# $A$ is a symmetric positive-definite matrix it has square root using SVD

What I want:

If $$A$$ is SPD then there is a matrix $$X$$ such that $$A = X^2$$

I am able to prove this using the Schur Decomposition, but I was asked to prove it using SVD decomposition.

I was trying to prove that if $$A = UDV^T = VDU^T = A^T$$ then $$U = V$$, but I'm failing to do that.

• hint: also use the positive defineted-ness of the matrix Sep 9 '20 at 19:13
• @learner I don't see why it's useful to prove $U = V$ since $D$ for the SVD has positive values anyway Sep 9 '20 at 19:19
• @learner tried a lot, but all I can get is that $A^2 = A^TA = VD^2V^T = U D^2 U^T = AA^T$... But I don't know how to define $X$ :( Sep 9 '20 at 19:49
• there is no merit in finding $A^2$. If at all you should be squaring anything it should be $X$ ;) Sep 9 '20 at 20:12

$$A$$ is symmetric. $$A$$ possesses complete set of orthogonal eigenvectors. So we have $$Ax = \lambda x$$, where $$x$$ a right eigenvector corresponding to eigenvalue $$\lambda$$. Now, it is also true that $$x^TA = \lambda x^T$$, and so $$x$$ is also a left eigenvector. Therefore we have in the SVD, the orthonormal matrices $$U$$ and $$V$$ are the same. Now \begin{align} A &= UDV^T \\ &\stackrel{a}= UD^{\frac{1}{2}}D^{\frac{1}{2}}V^T \\ &\stackrel{b}= UD^{\frac{1}{2}}D^{\frac{1}{2}}U^T \\ &\stackrel{c}= UD^{\frac{1}{2}}V^TVD^{\frac{1}{2}}U^T \\ &\stackrel{d}= X.X \\ &= X^2 \end{align}
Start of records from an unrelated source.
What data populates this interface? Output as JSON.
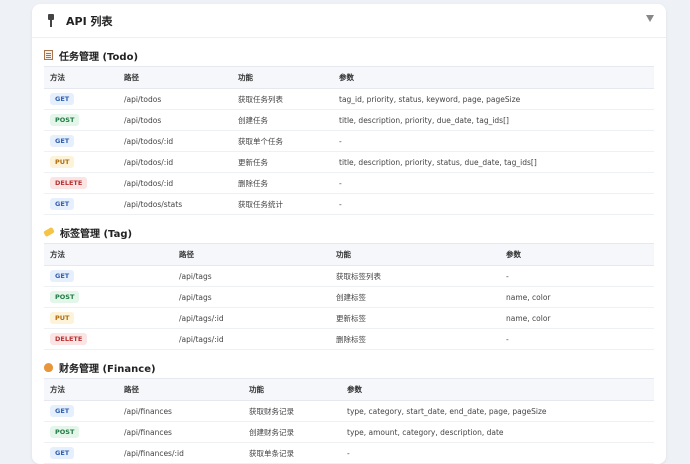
{
  "header": {
    "title": "API 列表"
  },
  "columns": {
    "method": "方法",
    "path": "路径",
    "function": "功能",
    "params": "参数"
  },
  "sections": [
    {
      "title": "任务管理 (Todo)",
      "rows": [
        {
          "method": "GET",
          "path": "/api/todos",
          "function": "获取任务列表",
          "params": "tag_id, priority, status, keyword, page, pageSize"
        },
        {
          "method": "POST",
          "path": "/api/todos",
          "function": "创建任务",
          "params": "title, description, priority, due_date, tag_ids[]"
        },
        {
          "method": "GET",
          "path": "/api/todos/:id",
          "function": "获取单个任务",
          "params": "-"
        },
        {
          "method": "PUT",
          "path": "/api/todos/:id",
          "function": "更新任务",
          "params": "title, description, priority, status, due_date, tag_ids[]"
        },
        {
          "method": "DELETE",
          "path": "/api/todos/:id",
          "function": "删除任务",
          "params": "-"
        },
        {
          "method": "GET",
          "path": "/api/todos/stats",
          "function": "获取任务统计",
          "params": "-"
        }
      ]
    },
    {
      "title": "标签管理 (Tag)",
      "rows": [
        {
          "method": "GET",
          "path": "/api/tags",
          "function": "获取标签列表",
          "params": "-"
        },
        {
          "method": "POST",
          "path": "/api/tags",
          "function": "创建标签",
          "params": "name, color"
        },
        {
          "method": "PUT",
          "path": "/api/tags/:id",
          "function": "更新标签",
          "params": "name, color"
        },
        {
          "method": "DELETE",
          "path": "/api/tags/:id",
          "function": "删除标签",
          "params": "-"
        }
      ]
    },
    {
      "title": "财务管理 (Finance)",
      "rows": [
        {
          "method": "GET",
          "path": "/api/finances",
          "function": "获取财务记录",
          "params": "type, category, start_date, end_date, page, pageSize"
        },
        {
          "method": "POST",
          "path": "/api/finances",
          "function": "创建财务记录",
          "params": "type, amount, category, description, date"
        },
        {
          "method": "GET",
          "path": "/api/finances/:id",
          "function": "获取单条记录",
          "params": "-"
        }
      ]
    }
  ]
}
• a: Since A is PD, the eigenvalues are positive so a halving operation is allowed.
• b: $$U=V$$
• c: $$V^TV$$ = I
• d: Defining $$X$$ to be a matrix with eigenvalues half power of the corresponding eigenvalues of $$A$$, eigenvectors same as that of $$A$$, and the fact that $$U=V$$

For every symmetric matrix $$\in \mathbb{R}^{n \times n}$$ there exist $$n$$-linearly independent eigenvectors. And for any matrix, for any eigenvalue, we have algebraic multiplicity $$\geq$$ geometric multiplicity of the. Using the above two statements, one can conclude that a symmetric matrix has $$n$$ eigenvalues.

One can represent any symmetric PD matrix in its eigenvalue decomposition form. The way one would derive this is take the idea $$Ax = \lambda x$$ to a matrix level to get $$AX = XD$$, where $$D$$ is a diagonal matrix with eigenvalues in its diagonal. These eigenvalues are arranged so that they get multiplied with their corresponding eigenvector in $$X$$ (columns of $$X$$). Since $$X$$ is orthonormal, $$X^T = X^{-1}$$ and one can write $$A =XDX^T$$, which also happens to be the SVD of $$A$$ with $$U=V=X$$.

• I still can't understand why $U = V$. I have never used this argument of right and left eigenvectors for solving SVD problems. Could you detail more this part, please? The conclusion after $U = V$ I can understand. :) Sep 10 '20 at 13:59
• @Figurinha I have added more explanation. Let me know if it is clear. Like we have a definition for right eigenvector (or "eigenvector") which is $Ax = \lambda x$, we have a similar definition for left eigenvector which is, $x$ is left eigenvector if $x \neq 0, x^TA = \lambda x$. In the definition of SVD, the columns of $U$ are left eigenvalues. Sep 10 '20 at 15:29